Assignment
Set down each entry again exactly as written.

◇ ◇ ◇ ◇ ◇

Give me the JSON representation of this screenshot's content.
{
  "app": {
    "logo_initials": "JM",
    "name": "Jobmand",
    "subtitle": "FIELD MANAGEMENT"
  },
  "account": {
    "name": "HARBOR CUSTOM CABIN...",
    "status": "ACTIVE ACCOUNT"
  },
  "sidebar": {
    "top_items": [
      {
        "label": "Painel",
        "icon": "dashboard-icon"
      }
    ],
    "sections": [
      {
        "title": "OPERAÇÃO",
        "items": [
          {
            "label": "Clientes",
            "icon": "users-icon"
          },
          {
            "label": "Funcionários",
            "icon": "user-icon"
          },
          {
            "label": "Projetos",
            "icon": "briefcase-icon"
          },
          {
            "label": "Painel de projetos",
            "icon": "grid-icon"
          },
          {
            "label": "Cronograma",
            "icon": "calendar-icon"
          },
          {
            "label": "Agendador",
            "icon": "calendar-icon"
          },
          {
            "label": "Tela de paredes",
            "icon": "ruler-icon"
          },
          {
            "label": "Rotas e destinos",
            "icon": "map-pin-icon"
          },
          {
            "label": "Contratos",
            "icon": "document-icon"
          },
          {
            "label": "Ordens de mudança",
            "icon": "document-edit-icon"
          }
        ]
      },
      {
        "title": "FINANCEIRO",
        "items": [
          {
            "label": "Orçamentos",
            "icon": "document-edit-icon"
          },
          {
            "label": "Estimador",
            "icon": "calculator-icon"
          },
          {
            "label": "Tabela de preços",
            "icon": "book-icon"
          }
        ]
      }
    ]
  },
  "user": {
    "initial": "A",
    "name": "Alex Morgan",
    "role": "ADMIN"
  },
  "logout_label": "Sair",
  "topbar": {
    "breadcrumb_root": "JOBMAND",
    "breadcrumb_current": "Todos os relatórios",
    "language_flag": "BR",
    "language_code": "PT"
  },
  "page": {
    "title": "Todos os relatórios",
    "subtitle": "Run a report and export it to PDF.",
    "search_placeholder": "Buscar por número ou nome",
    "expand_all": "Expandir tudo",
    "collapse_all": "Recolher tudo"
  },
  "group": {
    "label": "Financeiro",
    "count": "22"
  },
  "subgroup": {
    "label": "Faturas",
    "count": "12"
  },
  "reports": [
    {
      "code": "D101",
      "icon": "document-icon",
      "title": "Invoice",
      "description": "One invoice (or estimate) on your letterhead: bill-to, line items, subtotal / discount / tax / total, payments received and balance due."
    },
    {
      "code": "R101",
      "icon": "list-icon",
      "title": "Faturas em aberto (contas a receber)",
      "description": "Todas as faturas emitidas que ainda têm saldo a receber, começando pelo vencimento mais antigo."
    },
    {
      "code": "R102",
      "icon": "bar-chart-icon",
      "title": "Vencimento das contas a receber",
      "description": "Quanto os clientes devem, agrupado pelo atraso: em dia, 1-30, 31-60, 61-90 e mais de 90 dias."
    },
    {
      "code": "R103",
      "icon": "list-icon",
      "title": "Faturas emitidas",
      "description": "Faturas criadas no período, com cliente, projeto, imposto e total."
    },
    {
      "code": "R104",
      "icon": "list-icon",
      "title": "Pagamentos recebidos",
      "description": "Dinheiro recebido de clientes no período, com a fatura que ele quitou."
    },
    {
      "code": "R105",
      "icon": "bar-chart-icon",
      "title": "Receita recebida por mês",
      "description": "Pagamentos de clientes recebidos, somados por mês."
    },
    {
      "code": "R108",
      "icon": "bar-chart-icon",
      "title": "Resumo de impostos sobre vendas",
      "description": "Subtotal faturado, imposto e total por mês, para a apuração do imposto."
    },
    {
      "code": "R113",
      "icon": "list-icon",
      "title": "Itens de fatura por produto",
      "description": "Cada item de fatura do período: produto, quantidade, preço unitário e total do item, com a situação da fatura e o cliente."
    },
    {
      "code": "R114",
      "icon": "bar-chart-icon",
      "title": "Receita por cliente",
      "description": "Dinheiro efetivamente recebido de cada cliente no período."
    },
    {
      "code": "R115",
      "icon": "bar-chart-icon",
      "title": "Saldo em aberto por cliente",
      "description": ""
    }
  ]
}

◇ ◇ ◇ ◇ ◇

Task result
Give me the JSON representation of this screenshot's content.
{
  "app": {
    "logo_initials": "JM",
    "name": "Jobmand",
    "subtitle": "FIELD MANAGEMENT"
  },
  "account": {
    "name": "HARBOR CUSTOM CABIN...",
    "status": "ACTIVE ACCOUNT"
  },
  "sidebar": {
    "top_items": [
      {
        "label": "Painel",
        "icon": "dashboard-icon"
      }
    ],
    "sections": [
      {
        "title": "OPERAÇÃO",
        "items": [
          {
            "label": "Clientes",
            "icon": "users-icon"
          },
          {
            "label": "Funcionários",
            "icon": "user-icon"
          },
          {
            "label": "Projetos",
            "icon": "briefcase-icon"
          },
          {
            "label": "Painel de projetos",
            "icon": "grid-icon"
          },
          {
            "label": "Cronograma",
            "icon": "calendar-icon"
          },
          {
            "label": "Agendador",
            "icon": "calendar-icon"
          },
          {
            "label": "Tela de paredes",
            "icon": "ruler-icon"
          },
          {
            "label": "Rotas e destinos",
            "icon": "map-pin-icon"
          },
          {
            "label": "Contratos",
            "icon": "document-icon"
          },
          {
            "label": "Ordens de mudança",
            "icon": "document-edit-icon"
          }
        ]
      },
      {
        "title": "FINANCEIRO",
        "items": [
          {
            "label": "Orçamentos",
            "icon": "document-edit-icon"
          },
          {
            "label": "Estimador",
            "icon": "calculator-icon"
          },
          {
            "label": "Tabela de preços",
            "icon": "book-icon"
          }
        ]
      }
    ]
  },
  "user": {
    "initial": "A",
    "name": "Alex Morgan",
    "role": "ADMIN"
  },
  "logout_label": "Sair",
  "topbar": {
    "breadcrumb_root": "JOBMAND",
    "breadcrumb_current": "Todos os relatórios",
    "language_flag": "BR",
    "language_code": "PT"
  },
  "page": {
    "title": "Todos os relatórios",
    "subtitle": "Run a report and export it to PDF.",
    "search_placeholder": "Buscar por número ou nome",
    "expand_all": "Expandir tudo",
    "collapse_all": "Recolher tudo"
  },
  "group": {
    "label": "Financeiro",
    "count": "22"
  },
  "subgroup": {
    "label": "Faturas",
    "count": "12"
  },
  "reports": [
    {
      "code": "D101",
      "icon": "document-icon",
      "title": "Invoice",
      "description": "One invoice (or estimate) on your letterhead: bill-to, line items, subtotal / discount / tax / total, payments received and balance due."
    },
    {
      "code": "R101",
      "icon": "list-icon",
      "title": "Faturas em aberto (contas a receber)",
      "description": "Todas as faturas emitidas que ainda têm saldo a receber, começando pelo vencimento mais antigo."
    },
    {
      "code": "R102",
      "icon": "bar-chart-icon",
      "title": "Vencimento das contas a receber",
      "description": "Quanto os clientes devem, agrupado pelo atraso: em dia, 1-30, 31-60, 61-90 e mais de 90 dias."
    },
    {
      "code": "R103",
      "icon": "list-icon",
      "title": "Faturas emitidas",
      "description": "Faturas criadas no período, com cliente, projeto, imposto e total."
    },
    {
      "code": "R104",
      "icon": "list-icon",
      "title": "Pagamentos recebidos",
      "description": "Dinheiro recebido de clientes no período, com a fatura que ele quitou."
    },
    {
      "code": "R105",
      "icon": "bar-chart-icon",
      "title": "Receita recebida por mês",
      "description": "Pagamentos de clientes recebidos, somados por mês."
    },
    {
      "code": "R108",
      "icon": "bar-chart-icon",
      "title": "Resumo de impostos sobre vendas",
      "description": "Subtotal faturado, imposto e total por mês, para a apuração do imposto."
    },
    {
      "code": "R113",
      "icon": "list-icon",
      "title": "Itens de fatura por produto",
      "description": "Cada item de fatura do período: produto, quantidade, preço unitário e total do item, com a situação da fatura e o cliente."
    },
    {
      "code": "R114",
      "icon": "bar-chart-icon",
      "title": "Receita por cliente",
      "description": "Dinheiro efetivamente recebido de cada cliente no período."
    },
    {
      "code": "R115",
      "icon": "bar-chart-icon",
      "title": "Saldo em aberto por cliente",
      "description": ""
    }
  ]
}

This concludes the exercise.